A Safe Place to Explore Faith and Community

St. Stephen UMC   -  

We’ve all heard the old cliché: “God moves in mysterious ways.” Apparently, God moves through the U.S. Postal Service, too, as was the experience for Ira Bukzin and his introduction to St. Stephen.

Years ago, Ira had received an outreach postcard from St. Stephen. “It indicated that the church’s vision was ‘to be the hands, feet, and heart of Jesus,’” Ira shared recently. “For some reason, I saved that card, and then, quite some time later, when I was going over things, I found it.”

In 2019, Ira decided to call the church, got introduced to members here, and started attending regularly.

But Ira’s faith journey had already been years in the making. Ira, who is now 76, was born and raised in New York City. After a job loss, he moved to Charlotte in his early 40s. “I couldn’t afford to stay in New York where the prices were so high,” he says. His wife’s son had lived in North Carolina and had recommended it. They chose Charlotte because it was the state’s biggest city.

“When I got to Charlotte, I still didn’t have a job and I didn’t have any leads for a job,” he recounts. “I didn’t know anybody, and I’d never been here before, so it was a white-knuckle time. But, with grace, I pulled through it.” He’s loved the Queen City ever since.

As if the move from New York wasn’t a big enough life change, Ira’s outlook on the world was also growing and changing. Challenges in life had begun to shift some of his perspectives. New friendships, including with an Episcopalian priest, had introduced him to Christianity. Through these conversations and other experiences, Ira found himself wanting to learn more about the Christian faith.

“I was very happy in Judaism,” he says. “I regularly went to services, but I felt drawn to St. Stephen, and after I began going, I very much wanted to be a member of the congregation.”

At St. Stephen, Ira found a welcoming community that respected his faith journey, invited questions, and gave him the freedom to explore. He attended church services, Sunday small groups, and Bible studies. Members helped drive him to church and back home. He found St. Stephen to be “a wonderful community of people committed to doing good works” on behalf of other people, drawing him closer to the faith and growing his desire to get baptized.

That day came on Sunday, March 10, 2024. With family by his side, Ira made his way into St. Stephen with a flurry of emotions.

“I was very much looking forward to it,” Ira shares. “I thought that I would be very nervous and anxious, but that didn’t happen. I was very calm and composed and receptive to the ceremony.”

Ira’s baptism was followed by a time of friendship and fellowship, a continued confirmation, he says, of the kind of close-knit community which originally drew him to St. Stephen.

Friends and family joined Ira for a reception following his baptism on March 10.
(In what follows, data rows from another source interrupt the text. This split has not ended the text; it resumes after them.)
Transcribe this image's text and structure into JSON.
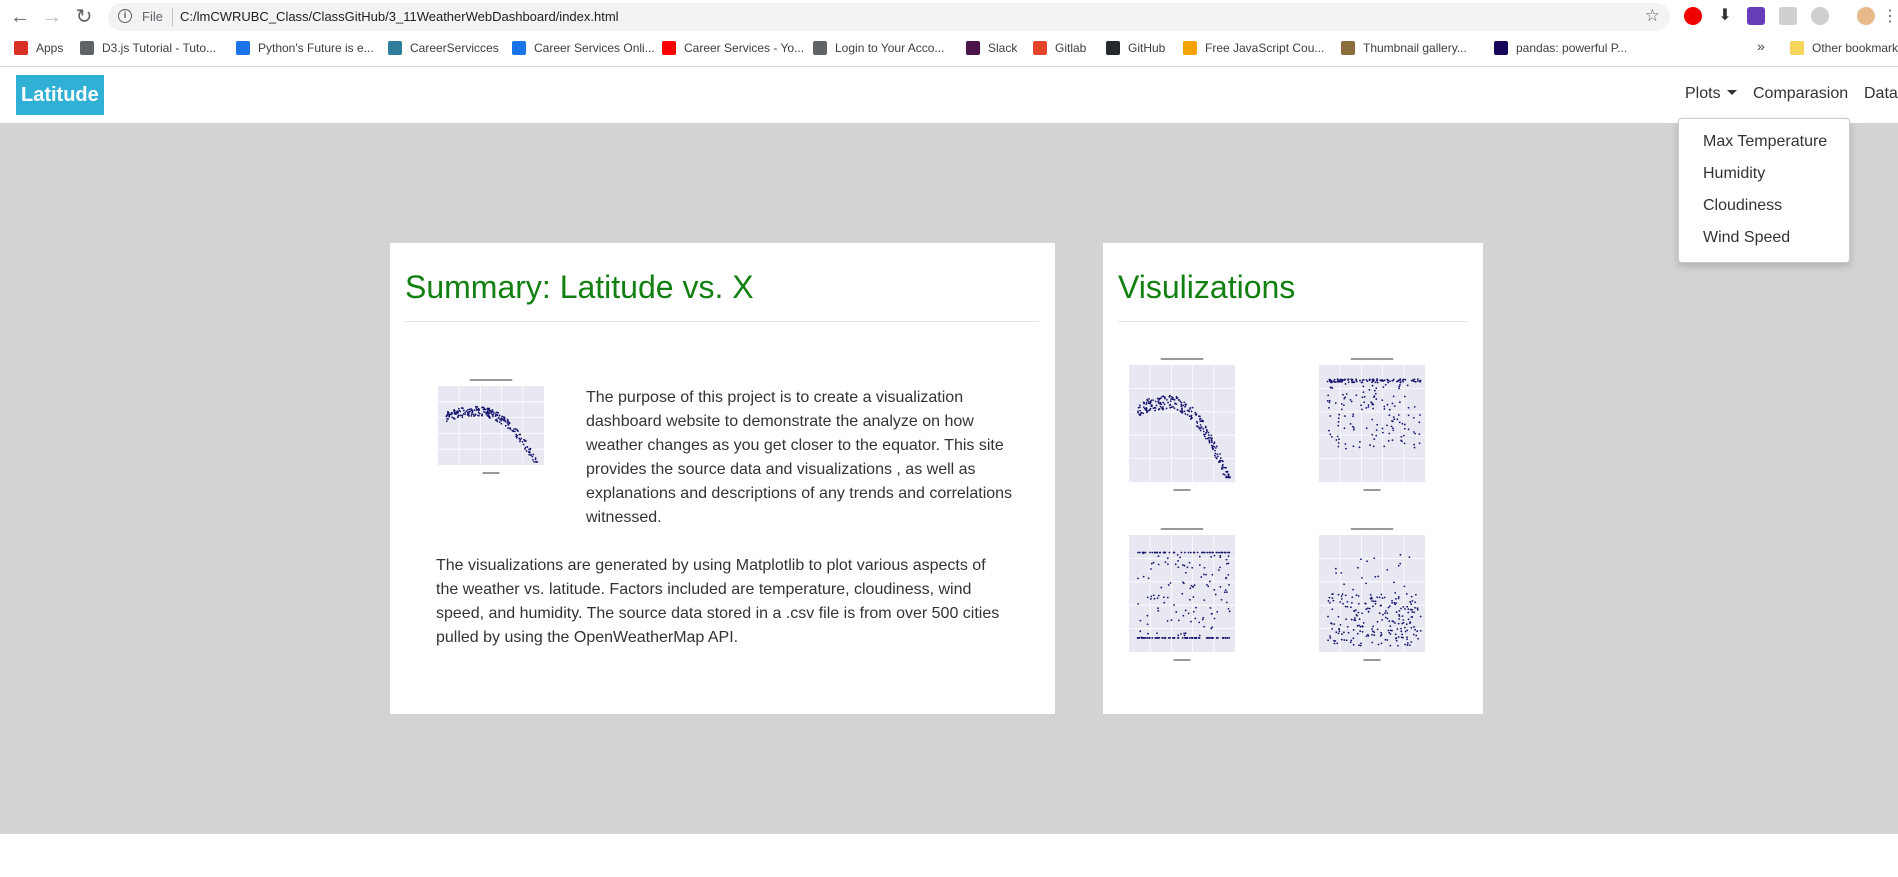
{
  "browser": {
    "file_label": "File",
    "url": "C:/lmCWRUBC_Class/ClassGitHub/3_11WeatherWebDashboard/index.html",
    "bookmarks": [
      {
        "label": "Apps",
        "icon": "apps-grid-icon",
        "color": "#d93025"
      },
      {
        "label": "D3.js Tutorial - Tuto...",
        "icon": "d3-icon",
        "color": "#5f6368"
      },
      {
        "label": "Python's Future is e...",
        "icon": "python-icon",
        "color": "#1a73e8"
      },
      {
        "label": "CareerServicces",
        "icon": "career-icon",
        "color": "#2e7d9a"
      },
      {
        "label": "Career Services Onli...",
        "icon": "cs-icon",
        "color": "#1a73e8"
      },
      {
        "label": "Career Services - Yo...",
        "icon": "youtube-icon",
        "color": "#ff0000"
      },
      {
        "label": "Login to Your Acco...",
        "icon": "globe-icon",
        "color": "#5f6368"
      },
      {
        "label": "Slack",
        "icon": "slack-icon",
        "color": "#4a154b"
      },
      {
        "label": "Gitlab",
        "icon": "gitlab-icon",
        "color": "#e24329"
      },
      {
        "label": "GitHub",
        "icon": "github-icon",
        "color": "#24292e"
      },
      {
        "label": "Free JavaScript Cou...",
        "icon": "js-course-icon",
        "color": "#f4a300"
      },
      {
        "label": "Thumbnail gallery...",
        "icon": "matplotlib-icon",
        "color": "#8a6d3b"
      },
      {
        "label": "pandas: powerful P...",
        "icon": "pandas-icon",
        "color": "#150458"
      }
    ],
    "more_label": "»",
    "other_bookmarks": "Other bookmarks"
  },
  "navbar": {
    "brand": "Latitude",
    "links": {
      "plots": "Plots",
      "comparison": "Comparasion",
      "data": "Data"
    },
    "dropdown": [
      "Max Temperature",
      "Humidity",
      "Cloudiness",
      "Wind Speed"
    ]
  },
  "summary": {
    "title": "Summary: Latitude vs. X",
    "paragraph1": "The purpose of this project is to create a visualization dashboard website to demonstrate the analyze on how weather changes as you get closer to the equator. This site provides the source data and visualizations , as well as explanations and descriptions of any trends and correlations witnessed.",
    "paragraph2": "The visualizations are generated by using Matplotlib to plot various aspects of the weather vs. latitude. Factors included are temperature, cloudiness, wind speed, and humidity. The source data stored in a .csv file is from over 500 cities pulled by using the OpenWeatherMap API."
  },
  "visualizations": {
    "title": "Visulizations"
  },
  "colors": {
    "brand_bg": "#31b0d5",
    "heading": "#118011",
    "content_bg": "#d3d3d3",
    "plot_bg": "#e8e8f2",
    "point": "#15156e"
  }
}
Ira lives in Statesville now, where he’s connecting with a local United Methodist congregation there, but he knows he has friends and a community at St. Stephen. He regularly chats with members over the phone and corresponds with others through written notes and letters. “I save the letters,” he says. “It’s very helpful when people share with me and I share with them.” He plans on visiting St. Stephen when he’s able.

Reflecting on his baptism and new-found community, Ira is thankful: “I would like to express my gratitude and love for all the people I have met at St. Stephen.”

Do you have questions of faith? Looking for a place to explore? St. Stephen welcomes you wherever you are on your faith journey and invites you to a space where you can grow and learn freely in your faith.